**YOUR TASK:**
Search the records for the word "Close" and pick out every line that has it.

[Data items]
::::
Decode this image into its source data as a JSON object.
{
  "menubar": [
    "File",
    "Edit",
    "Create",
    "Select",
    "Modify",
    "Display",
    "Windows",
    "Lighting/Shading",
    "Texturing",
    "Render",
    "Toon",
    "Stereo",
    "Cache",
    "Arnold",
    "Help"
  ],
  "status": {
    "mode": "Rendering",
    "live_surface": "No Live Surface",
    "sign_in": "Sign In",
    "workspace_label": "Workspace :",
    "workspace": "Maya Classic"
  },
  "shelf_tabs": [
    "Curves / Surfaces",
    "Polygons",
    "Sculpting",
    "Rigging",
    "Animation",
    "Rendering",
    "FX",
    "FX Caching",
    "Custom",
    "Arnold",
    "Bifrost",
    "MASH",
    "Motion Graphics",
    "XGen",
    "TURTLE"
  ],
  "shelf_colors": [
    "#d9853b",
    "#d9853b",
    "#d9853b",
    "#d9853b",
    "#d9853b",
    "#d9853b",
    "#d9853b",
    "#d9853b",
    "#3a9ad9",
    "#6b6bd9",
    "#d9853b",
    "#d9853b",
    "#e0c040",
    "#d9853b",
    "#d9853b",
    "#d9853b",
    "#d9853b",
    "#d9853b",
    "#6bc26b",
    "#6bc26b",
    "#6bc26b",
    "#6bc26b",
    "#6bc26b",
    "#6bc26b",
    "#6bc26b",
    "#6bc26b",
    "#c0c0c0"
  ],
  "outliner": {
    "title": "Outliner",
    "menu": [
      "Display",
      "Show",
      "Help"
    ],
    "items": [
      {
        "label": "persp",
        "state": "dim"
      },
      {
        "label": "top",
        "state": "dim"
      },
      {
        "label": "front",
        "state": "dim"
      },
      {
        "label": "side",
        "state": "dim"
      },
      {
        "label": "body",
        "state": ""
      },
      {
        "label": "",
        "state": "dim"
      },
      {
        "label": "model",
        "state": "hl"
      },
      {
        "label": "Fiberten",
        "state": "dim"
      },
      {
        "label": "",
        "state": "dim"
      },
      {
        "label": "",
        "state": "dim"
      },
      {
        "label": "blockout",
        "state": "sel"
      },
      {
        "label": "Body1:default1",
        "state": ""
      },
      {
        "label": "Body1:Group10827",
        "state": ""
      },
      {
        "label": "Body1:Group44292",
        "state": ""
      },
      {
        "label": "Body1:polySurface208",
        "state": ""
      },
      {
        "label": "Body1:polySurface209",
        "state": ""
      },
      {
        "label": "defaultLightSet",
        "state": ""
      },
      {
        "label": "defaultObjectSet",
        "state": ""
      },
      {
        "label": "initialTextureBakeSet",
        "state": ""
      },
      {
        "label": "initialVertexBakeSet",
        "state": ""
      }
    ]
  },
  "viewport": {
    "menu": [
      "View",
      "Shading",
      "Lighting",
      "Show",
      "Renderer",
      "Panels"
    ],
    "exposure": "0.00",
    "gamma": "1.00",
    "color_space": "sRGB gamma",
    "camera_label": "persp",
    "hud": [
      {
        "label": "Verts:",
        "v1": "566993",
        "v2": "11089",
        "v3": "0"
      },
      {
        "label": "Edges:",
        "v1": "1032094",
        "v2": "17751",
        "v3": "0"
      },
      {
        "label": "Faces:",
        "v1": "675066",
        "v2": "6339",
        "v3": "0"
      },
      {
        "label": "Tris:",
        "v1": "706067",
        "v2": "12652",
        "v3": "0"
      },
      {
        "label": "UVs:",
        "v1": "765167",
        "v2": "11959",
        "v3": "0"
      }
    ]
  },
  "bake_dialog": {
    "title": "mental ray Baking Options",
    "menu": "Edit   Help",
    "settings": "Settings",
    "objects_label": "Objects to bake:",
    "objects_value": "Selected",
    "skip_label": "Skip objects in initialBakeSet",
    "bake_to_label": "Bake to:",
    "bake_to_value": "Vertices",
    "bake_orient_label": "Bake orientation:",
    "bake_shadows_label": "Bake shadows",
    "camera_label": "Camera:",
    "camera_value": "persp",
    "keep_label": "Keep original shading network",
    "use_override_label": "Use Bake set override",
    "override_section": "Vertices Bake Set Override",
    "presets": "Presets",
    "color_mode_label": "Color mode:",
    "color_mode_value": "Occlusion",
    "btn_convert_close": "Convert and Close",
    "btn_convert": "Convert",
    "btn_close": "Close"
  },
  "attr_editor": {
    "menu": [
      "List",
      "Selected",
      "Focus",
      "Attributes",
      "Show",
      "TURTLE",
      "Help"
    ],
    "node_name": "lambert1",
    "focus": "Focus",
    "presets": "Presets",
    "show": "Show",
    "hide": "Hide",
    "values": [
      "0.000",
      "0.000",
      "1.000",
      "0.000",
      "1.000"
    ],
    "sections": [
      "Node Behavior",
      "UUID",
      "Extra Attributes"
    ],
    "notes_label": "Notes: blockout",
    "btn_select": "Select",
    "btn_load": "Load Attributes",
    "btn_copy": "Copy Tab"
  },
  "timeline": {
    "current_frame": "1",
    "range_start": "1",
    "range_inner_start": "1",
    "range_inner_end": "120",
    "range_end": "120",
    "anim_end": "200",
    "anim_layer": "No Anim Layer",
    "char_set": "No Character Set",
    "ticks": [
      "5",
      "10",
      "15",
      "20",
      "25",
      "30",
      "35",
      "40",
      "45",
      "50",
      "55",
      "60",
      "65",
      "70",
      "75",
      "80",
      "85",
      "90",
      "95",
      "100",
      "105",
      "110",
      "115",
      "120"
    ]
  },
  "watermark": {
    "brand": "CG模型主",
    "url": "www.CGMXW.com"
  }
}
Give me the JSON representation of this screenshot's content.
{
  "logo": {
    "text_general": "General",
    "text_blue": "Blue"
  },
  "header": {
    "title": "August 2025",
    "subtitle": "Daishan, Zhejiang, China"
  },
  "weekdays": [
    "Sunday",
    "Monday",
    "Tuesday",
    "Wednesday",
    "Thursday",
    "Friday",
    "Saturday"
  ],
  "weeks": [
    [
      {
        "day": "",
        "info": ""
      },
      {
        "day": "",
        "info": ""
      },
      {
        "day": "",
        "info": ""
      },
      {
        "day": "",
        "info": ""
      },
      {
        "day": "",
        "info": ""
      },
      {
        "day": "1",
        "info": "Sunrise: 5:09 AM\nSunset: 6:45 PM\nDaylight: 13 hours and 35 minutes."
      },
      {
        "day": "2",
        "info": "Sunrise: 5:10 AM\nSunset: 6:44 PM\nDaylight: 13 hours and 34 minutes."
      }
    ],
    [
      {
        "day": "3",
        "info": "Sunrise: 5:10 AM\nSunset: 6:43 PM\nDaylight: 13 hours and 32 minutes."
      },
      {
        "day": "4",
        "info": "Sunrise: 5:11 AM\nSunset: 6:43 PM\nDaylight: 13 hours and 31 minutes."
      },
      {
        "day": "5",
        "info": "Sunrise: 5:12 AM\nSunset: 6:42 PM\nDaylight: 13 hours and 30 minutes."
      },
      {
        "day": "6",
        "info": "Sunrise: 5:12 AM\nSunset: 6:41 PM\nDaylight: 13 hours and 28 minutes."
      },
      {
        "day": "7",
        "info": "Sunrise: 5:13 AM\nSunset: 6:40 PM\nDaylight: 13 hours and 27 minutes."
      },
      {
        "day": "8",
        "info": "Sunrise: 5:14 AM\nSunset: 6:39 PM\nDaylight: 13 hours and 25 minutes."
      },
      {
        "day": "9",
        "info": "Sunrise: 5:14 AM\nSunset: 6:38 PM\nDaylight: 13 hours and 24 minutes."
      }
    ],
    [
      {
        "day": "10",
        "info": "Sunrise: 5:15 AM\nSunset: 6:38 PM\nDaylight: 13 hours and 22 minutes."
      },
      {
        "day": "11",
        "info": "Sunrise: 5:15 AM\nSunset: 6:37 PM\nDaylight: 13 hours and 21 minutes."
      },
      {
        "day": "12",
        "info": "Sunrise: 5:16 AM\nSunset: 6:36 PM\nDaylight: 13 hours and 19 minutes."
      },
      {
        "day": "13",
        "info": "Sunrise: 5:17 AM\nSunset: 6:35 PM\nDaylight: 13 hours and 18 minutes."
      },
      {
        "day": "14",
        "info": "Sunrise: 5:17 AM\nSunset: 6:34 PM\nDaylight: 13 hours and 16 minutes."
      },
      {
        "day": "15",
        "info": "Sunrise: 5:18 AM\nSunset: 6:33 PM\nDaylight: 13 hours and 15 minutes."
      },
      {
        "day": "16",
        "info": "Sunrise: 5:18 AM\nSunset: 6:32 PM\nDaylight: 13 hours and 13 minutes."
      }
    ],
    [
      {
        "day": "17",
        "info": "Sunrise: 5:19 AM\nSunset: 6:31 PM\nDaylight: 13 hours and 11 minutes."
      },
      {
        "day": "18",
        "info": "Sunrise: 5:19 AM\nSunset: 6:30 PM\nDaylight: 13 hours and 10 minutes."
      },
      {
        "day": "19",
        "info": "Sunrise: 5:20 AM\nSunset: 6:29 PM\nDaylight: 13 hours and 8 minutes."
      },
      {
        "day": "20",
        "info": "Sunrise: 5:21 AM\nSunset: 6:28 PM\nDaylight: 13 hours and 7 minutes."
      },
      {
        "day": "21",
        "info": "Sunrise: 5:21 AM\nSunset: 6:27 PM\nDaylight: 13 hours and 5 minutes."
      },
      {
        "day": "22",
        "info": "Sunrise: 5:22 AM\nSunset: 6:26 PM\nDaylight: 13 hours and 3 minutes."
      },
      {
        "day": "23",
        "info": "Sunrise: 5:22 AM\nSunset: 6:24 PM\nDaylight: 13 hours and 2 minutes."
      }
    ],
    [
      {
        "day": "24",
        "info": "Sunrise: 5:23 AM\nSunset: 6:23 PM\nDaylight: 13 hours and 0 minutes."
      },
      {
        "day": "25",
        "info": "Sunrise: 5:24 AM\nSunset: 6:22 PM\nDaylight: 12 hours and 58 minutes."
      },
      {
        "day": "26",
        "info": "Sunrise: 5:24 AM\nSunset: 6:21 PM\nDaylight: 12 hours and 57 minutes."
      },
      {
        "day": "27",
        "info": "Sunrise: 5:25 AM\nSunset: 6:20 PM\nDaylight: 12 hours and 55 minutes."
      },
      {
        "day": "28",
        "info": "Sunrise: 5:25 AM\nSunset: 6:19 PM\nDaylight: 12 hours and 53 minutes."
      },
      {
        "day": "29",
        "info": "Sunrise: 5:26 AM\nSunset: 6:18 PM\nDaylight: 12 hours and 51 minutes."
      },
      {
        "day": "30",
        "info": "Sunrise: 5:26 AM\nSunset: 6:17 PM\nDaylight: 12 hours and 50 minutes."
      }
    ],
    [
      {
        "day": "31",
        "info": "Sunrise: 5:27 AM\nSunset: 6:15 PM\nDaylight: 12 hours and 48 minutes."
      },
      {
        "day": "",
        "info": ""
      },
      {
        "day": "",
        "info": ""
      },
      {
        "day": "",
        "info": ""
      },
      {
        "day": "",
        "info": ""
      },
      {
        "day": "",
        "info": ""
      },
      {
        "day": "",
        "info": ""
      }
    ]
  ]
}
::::
**EXPECTED OUTPUT:**
    "btn_convert_close": "Convert and Close",
    "btn_close": "Close"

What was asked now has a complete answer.